__TASK DETAILS__
A verbatim copy of the data below is the required output.

:: SUPPLIED INFORMATION ::

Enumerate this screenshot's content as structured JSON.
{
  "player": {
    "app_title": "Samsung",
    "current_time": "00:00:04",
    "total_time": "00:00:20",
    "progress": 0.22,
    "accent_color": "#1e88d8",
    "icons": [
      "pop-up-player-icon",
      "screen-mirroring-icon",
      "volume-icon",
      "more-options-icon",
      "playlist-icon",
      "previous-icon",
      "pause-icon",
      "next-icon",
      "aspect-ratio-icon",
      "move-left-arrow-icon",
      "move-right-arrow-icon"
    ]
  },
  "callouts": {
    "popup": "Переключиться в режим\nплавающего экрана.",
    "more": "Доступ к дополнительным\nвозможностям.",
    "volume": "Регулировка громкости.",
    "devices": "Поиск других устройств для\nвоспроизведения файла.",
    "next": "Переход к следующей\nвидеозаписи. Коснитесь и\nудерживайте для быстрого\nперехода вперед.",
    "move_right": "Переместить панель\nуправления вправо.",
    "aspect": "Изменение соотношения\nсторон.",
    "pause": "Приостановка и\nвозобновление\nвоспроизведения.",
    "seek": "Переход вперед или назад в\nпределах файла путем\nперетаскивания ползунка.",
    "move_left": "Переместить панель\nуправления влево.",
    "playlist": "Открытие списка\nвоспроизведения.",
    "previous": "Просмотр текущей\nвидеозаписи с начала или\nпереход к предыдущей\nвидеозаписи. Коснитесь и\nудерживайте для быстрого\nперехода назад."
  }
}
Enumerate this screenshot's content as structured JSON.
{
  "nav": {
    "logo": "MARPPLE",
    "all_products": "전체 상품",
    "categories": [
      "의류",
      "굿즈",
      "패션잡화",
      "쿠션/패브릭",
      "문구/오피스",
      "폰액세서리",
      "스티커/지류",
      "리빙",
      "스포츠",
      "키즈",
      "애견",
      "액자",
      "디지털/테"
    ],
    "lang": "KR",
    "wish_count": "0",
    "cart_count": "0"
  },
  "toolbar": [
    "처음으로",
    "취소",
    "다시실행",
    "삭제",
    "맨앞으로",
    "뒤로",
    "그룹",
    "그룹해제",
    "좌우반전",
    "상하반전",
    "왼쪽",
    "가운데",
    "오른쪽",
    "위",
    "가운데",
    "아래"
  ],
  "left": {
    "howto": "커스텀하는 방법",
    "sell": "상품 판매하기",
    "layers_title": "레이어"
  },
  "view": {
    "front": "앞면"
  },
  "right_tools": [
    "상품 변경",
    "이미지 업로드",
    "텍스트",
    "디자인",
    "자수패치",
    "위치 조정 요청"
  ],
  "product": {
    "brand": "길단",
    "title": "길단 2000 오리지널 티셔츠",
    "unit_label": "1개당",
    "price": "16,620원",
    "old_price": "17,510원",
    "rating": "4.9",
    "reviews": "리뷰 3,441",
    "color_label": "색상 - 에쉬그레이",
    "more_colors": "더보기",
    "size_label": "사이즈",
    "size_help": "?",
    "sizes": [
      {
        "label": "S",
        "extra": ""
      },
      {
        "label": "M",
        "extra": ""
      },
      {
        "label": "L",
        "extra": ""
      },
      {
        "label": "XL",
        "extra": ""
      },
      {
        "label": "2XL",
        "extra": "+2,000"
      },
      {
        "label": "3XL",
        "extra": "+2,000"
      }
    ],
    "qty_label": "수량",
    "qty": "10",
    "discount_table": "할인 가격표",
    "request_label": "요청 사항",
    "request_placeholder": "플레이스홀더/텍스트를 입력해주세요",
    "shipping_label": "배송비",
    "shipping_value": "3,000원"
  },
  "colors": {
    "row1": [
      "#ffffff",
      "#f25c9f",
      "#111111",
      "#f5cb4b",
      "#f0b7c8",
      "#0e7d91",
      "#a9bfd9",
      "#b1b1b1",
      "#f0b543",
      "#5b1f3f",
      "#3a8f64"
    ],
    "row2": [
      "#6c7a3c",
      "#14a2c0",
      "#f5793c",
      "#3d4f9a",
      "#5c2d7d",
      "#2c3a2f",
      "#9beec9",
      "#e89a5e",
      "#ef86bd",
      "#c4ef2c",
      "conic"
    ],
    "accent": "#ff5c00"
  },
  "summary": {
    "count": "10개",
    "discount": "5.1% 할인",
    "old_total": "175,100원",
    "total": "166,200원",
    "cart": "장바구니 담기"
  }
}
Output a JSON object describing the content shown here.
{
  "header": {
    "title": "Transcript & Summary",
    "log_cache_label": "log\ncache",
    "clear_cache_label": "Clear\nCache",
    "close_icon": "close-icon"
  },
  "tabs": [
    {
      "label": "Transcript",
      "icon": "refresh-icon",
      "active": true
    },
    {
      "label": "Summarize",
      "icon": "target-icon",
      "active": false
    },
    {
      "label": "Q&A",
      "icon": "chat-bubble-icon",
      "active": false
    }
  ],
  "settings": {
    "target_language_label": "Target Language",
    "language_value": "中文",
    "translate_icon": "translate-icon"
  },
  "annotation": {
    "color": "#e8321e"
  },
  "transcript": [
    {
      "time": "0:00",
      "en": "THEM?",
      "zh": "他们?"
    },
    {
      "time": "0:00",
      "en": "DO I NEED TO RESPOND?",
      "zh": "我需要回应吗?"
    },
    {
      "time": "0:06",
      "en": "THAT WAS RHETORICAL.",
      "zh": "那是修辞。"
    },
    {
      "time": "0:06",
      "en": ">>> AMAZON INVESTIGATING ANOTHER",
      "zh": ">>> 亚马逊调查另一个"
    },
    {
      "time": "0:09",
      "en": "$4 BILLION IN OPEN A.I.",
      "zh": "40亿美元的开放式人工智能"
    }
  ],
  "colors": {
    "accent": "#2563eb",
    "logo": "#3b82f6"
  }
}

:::

__RESULT__
Enumerate this screenshot's content as structured JSON.
{
  "player": {
    "app_title": "Samsung",
    "current_time": "00:00:04",
    "total_time": "00:00:20",
    "progress": 0.22,
    "accent_color": "#1e88d8",
    "icons": [
      "pop-up-player-icon",
      "screen-mirroring-icon",
      "volume-icon",
      "more-options-icon",
      "playlist-icon",
      "previous-icon",
      "pause-icon",
      "next-icon",
      "aspect-ratio-icon",
      "move-left-arrow-icon",
      "move-right-arrow-icon"
    ]
  },
  "callouts": {
    "popup": "Переключиться в режим\nплавающего экрана.",
    "more": "Доступ к дополнительным\nвозможностям.",
    "volume": "Регулировка громкости.",
    "devices": "Поиск других устройств для\nвоспроизведения файла.",
    "next": "Переход к следующей\nвидеозаписи. Коснитесь и\nудерживайте для быстрого\nперехода вперед.",
    "move_right": "Переместить панель\nуправления вправо.",
    "aspect": "Изменение соотношения\nсторон.",
    "pause": "Приостановка и\nвозобновление\nвоспроизведения.",
    "seek": "Переход вперед или назад в\nпределах файла путем\nперетаскивания ползунка.",
    "move_left": "Переместить панель\nуправления влево.",
    "playlist": "Открытие списка\nвоспроизведения.",
    "previous": "Просмотр текущей\nвидеозаписи с начала или\nпереход к предыдущей\nвидеозаписи. Коснитесь и\nудерживайте для быстрого\nперехода назад."
  }
}
Enumerate this screenshot's content as structured JSON.
{
  "nav": {
    "logo": "MARPPLE",
    "all_products": "전체 상품",
    "categories": [
      "의류",
      "굿즈",
      "패션잡화",
      "쿠션/패브릭",
      "문구/오피스",
      "폰액세서리",
      "스티커/지류",
      "리빙",
      "스포츠",
      "키즈",
      "애견",
      "액자",
      "디지털/테"
    ],
    "lang": "KR",
    "wish_count": "0",
    "cart_count": "0"
  },
  "toolbar": [
    "처음으로",
    "취소",
    "다시실행",
    "삭제",
    "맨앞으로",
    "뒤로",
    "그룹",
    "그룹해제",
    "좌우반전",
    "상하반전",
    "왼쪽",
    "가운데",
    "오른쪽",
    "위",
    "가운데",
    "아래"
  ],
  "left": {
    "howto": "커스텀하는 방법",
    "sell": "상품 판매하기",
    "layers_title": "레이어"
  },
  "view": {
    "front": "앞면"
  },
  "right_tools": [
    "상품 변경",
    "이미지 업로드",
    "텍스트",
    "디자인",
    "자수패치",
    "위치 조정 요청"
  ],
  "product": {
    "brand": "길단",
    "title": "길단 2000 오리지널 티셔츠",
    "unit_label": "1개당",
    "price": "16,620원",
    "old_price": "17,510원",
    "rating": "4.9",
    "reviews": "리뷰 3,441",
    "color_label": "색상 - 에쉬그레이",
    "more_colors": "더보기",
    "size_label": "사이즈",
    "size_help": "?",
    "sizes": [
      {
        "label": "S",
        "extra": ""
      },
      {
        "label": "M",
        "extra": ""
      },
      {
        "label": "L",
        "extra": ""
      },
      {
        "label": "XL",
        "extra": ""
      },
      {
        "label": "2XL",
        "extra": "+2,000"
      },
      {
        "label": "3XL",
        "extra": "+2,000"
      }
    ],
    "qty_label": "수량",
    "qty": "10",
    "discount_table": "할인 가격표",
    "request_label": "요청 사항",
    "request_placeholder": "플레이스홀더/텍스트를 입력해주세요",
    "shipping_label": "배송비",
    "shipping_value": "3,000원"
  },
  "colors": {
    "row1": [
      "#ffffff",
      "#f25c9f",
      "#111111",
      "#f5cb4b",
      "#f0b7c8",
      "#0e7d91",
      "#a9bfd9",
      "#b1b1b1",
      "#f0b543",
      "#5b1f3f",
      "#3a8f64"
    ],
    "row2": [
      "#6c7a3c",
      "#14a2c0",
      "#f5793c",
      "#3d4f9a",
      "#5c2d7d",
      "#2c3a2f",
      "#9beec9",
      "#e89a5e",
      "#ef86bd",
      "#c4ef2c",
      "conic"
    ],
    "accent": "#ff5c00"
  },
  "summary": {
    "count": "10개",
    "discount": "5.1% 할인",
    "old_total": "175,100원",
    "total": "166,200원",
    "cart": "장바구니 담기"
  }
}
Output a JSON object describing the content shown here.
{
  "header": {
    "title": "Transcript & Summary",
    "log_cache_label": "log\ncache",
    "clear_cache_label": "Clear\nCache",
    "close_icon": "close-icon"
  },
  "tabs": [
    {
      "label": "Transcript",
      "icon": "refresh-icon",
      "active": true
    },
    {
      "label": "Summarize",
      "icon": "target-icon",
      "active": false
    },
    {
      "label": "Q&A",
      "icon": "chat-bubble-icon",
      "active": false
    }
  ],
  "settings": {
    "target_language_label": "Target Language",
    "language_value": "中文",
    "translate_icon": "translate-icon"
  },
  "annotation": {
    "color": "#e8321e"
  },
  "transcript": [
    {
      "time": "0:00",
      "en": "THEM?",
      "zh": "他们?"
    },
    {
      "time": "0:00",
      "en": "DO I NEED TO RESPOND?",
      "zh": "我需要回应吗?"
    },
    {
      "time": "0:06",
      "en": "THAT WAS RHETORICAL.",
      "zh": "那是修辞。"
    },
    {
      "time": "0:06",
      "en": ">>> AMAZON INVESTIGATING ANOTHER",
      "zh": ">>> 亚马逊调查另一个"
    },
    {
      "time": "0:09",
      "en": "$4 BILLION IN OPEN A.I.",
      "zh": "40亿美元的开放式人工智能"
    }
  ],
  "colors": {
    "accent": "#2563eb",
    "logo": "#3b82f6"
  }
}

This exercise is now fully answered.